She hopes to be a role model for other Asian Americans

No matter where you lie on the political spectrum, it's hard to ignore the fact that Elaine Chao's life and career are an inspiration. Her own personal experiences have reportedly made her passionate about making sure there are career opportunities for people from all walks of life. In particular, she's talked about being a role model for Asian Americans, many of whom reportedly come to see her at the airport or at formal events, according to CNN.

In the public eye, she's perhaps best known for serving as both secretary of labor and transportation. But outside of government, Elaine Chao has also held several private-sector positions. These include business roles, such as serving on the board of directors for Kroger, as well as working for non-profits such as the Ronald Reagan Foundation. Still, she had some powerful words on the ANNHPI community that she wrote in the same Washington Post op-ed. She reminded the public that, "our history is too often overlooked, our contributions to this nation are sometimes forgotten, and our right to be here is too often questioned."

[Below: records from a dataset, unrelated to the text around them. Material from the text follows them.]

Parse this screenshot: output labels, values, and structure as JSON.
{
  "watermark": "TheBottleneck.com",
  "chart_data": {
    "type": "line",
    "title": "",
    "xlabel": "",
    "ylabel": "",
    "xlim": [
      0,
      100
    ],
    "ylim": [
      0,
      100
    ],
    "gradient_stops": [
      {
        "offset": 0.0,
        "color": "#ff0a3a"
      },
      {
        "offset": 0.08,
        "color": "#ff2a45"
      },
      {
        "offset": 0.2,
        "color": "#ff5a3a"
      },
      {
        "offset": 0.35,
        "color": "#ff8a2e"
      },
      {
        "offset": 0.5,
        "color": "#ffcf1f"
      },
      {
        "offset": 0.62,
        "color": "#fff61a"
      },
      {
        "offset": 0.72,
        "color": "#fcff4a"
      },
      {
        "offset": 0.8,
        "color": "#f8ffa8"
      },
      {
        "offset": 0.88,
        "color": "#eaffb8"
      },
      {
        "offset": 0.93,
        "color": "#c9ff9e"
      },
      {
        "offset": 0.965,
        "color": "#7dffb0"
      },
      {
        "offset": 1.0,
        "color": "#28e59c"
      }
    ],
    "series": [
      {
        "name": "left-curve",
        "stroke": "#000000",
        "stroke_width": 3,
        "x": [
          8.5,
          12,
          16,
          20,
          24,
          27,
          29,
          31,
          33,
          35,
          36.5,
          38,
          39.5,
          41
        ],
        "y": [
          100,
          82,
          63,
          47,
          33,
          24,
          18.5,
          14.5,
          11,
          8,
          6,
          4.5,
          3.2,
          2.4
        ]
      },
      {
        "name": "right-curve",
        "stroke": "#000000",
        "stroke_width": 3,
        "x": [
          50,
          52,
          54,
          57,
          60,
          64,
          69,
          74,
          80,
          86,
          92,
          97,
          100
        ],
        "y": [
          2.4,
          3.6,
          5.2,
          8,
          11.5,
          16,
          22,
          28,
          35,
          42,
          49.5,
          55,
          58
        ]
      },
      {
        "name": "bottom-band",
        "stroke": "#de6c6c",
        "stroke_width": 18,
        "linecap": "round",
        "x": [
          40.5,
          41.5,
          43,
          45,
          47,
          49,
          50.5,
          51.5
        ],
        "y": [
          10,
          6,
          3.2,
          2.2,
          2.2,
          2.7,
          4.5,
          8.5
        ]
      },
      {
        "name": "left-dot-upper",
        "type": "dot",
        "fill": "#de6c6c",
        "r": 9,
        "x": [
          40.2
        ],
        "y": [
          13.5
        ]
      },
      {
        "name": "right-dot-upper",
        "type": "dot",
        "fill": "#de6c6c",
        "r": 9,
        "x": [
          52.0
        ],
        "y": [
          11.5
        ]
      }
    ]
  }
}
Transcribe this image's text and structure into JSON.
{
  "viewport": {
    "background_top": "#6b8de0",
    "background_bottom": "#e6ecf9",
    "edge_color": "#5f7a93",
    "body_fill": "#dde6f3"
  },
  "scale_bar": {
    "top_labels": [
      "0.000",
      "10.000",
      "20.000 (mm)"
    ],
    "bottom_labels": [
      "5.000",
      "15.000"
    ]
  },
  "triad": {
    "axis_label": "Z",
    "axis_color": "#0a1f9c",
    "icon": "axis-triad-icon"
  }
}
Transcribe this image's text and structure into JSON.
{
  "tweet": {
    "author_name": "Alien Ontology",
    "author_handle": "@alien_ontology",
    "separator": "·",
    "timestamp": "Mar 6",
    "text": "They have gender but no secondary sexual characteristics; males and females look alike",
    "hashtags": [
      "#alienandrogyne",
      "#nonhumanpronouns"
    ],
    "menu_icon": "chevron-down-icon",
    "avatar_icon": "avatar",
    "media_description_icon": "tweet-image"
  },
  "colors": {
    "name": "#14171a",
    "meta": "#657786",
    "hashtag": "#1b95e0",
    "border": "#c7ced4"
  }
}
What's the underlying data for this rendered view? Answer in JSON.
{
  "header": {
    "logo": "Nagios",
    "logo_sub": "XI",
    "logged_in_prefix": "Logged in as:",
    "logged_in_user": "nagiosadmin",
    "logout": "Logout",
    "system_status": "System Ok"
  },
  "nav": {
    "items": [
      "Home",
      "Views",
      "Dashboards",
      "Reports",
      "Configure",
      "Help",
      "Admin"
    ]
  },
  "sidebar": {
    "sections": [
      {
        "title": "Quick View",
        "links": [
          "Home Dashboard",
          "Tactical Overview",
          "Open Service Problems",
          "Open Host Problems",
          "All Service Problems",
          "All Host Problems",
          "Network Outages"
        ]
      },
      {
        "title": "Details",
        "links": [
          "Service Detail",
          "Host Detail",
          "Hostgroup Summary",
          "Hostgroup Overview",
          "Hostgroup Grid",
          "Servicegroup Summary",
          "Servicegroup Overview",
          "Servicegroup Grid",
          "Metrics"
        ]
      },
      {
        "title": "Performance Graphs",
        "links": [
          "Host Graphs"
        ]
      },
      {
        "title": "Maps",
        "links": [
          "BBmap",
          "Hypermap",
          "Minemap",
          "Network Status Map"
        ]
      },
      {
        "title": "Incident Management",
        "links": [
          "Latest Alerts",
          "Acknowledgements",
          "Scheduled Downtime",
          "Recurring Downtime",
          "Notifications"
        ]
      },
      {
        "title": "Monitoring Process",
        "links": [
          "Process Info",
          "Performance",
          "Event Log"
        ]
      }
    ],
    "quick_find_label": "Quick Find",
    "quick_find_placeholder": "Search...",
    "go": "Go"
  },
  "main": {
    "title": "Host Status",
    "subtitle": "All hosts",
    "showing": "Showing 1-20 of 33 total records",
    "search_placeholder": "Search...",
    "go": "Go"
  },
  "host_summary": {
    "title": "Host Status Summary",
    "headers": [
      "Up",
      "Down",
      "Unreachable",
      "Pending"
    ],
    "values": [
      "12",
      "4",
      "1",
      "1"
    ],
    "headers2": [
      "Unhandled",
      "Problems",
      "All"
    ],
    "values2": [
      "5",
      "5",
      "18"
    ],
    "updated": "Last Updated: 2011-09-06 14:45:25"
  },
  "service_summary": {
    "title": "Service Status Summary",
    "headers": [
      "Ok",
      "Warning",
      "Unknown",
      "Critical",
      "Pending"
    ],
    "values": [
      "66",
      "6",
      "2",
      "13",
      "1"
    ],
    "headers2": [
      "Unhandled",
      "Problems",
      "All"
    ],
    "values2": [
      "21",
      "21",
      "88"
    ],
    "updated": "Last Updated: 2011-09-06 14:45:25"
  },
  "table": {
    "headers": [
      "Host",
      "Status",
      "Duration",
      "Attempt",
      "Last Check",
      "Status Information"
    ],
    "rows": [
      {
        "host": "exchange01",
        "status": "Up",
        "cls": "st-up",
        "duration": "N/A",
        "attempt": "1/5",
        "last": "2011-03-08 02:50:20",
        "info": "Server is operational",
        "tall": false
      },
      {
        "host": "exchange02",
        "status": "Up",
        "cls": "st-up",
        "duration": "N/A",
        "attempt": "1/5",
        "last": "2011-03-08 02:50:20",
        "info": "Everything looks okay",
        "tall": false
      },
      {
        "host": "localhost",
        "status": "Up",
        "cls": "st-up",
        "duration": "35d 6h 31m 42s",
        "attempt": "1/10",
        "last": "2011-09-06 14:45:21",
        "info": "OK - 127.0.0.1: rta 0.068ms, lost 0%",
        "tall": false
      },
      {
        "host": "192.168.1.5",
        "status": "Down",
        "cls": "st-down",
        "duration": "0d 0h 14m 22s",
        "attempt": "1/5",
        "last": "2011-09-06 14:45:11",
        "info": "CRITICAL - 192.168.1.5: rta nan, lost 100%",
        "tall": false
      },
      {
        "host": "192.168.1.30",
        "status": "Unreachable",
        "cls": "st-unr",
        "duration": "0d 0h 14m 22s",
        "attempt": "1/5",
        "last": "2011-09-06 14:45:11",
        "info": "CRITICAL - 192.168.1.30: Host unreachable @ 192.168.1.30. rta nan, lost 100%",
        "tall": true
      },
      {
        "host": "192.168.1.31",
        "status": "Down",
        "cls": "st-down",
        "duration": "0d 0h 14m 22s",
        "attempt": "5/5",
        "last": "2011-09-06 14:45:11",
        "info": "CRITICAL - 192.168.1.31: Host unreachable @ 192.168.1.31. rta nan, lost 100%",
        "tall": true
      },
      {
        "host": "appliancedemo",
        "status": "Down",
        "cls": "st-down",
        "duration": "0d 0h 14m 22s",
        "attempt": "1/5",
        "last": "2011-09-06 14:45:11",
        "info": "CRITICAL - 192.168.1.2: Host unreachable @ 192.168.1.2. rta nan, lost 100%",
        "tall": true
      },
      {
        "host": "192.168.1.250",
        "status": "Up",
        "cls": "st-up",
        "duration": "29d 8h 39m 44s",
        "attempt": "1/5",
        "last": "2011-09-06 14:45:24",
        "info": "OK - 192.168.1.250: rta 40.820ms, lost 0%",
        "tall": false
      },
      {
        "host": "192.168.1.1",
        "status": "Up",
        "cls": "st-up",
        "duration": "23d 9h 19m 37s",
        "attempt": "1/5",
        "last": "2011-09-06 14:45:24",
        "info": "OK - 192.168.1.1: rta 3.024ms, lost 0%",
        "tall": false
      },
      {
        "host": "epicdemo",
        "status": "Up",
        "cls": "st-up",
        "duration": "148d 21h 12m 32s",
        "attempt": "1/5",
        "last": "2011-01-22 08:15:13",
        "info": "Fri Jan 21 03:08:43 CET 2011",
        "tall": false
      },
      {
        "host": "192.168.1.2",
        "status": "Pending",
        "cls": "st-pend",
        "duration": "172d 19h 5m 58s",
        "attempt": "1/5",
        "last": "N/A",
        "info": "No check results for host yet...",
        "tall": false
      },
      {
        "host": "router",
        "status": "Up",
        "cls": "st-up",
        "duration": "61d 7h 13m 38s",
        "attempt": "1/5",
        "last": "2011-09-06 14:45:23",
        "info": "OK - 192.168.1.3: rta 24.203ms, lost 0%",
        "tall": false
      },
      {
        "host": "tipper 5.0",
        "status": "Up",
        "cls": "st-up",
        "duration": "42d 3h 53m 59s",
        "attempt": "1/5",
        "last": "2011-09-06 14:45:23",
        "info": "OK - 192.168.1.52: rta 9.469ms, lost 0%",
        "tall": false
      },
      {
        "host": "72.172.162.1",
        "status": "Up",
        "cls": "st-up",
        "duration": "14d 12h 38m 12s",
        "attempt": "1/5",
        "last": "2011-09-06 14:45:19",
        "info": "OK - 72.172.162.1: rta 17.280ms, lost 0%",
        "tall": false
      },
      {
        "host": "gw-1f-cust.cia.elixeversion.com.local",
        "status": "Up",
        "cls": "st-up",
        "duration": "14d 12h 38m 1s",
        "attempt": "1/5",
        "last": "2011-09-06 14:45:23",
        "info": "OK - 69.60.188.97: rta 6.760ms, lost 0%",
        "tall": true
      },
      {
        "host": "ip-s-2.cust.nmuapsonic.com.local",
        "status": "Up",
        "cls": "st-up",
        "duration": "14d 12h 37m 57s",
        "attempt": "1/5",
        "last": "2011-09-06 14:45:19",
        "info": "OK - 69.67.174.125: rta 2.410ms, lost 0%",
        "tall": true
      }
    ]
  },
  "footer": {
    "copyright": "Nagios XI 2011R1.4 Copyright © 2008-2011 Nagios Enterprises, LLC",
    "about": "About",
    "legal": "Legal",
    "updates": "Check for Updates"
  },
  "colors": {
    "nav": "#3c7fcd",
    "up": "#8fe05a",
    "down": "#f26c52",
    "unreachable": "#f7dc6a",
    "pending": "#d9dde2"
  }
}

She's also gained the admiration of other public servants who have commended her work and passion. Shelley Moore Capito, a current senator from West Virginia, was quoted by Harvard Business School as saying that she appreciated Chao's "dedication, compassion and ability in the many positions she has held." Also, another senator from Nebraska, Deb Fischer, was quoted as saying that Chao has "a legacy of principled leadership and enormous accomplishment that so many of us will long remember."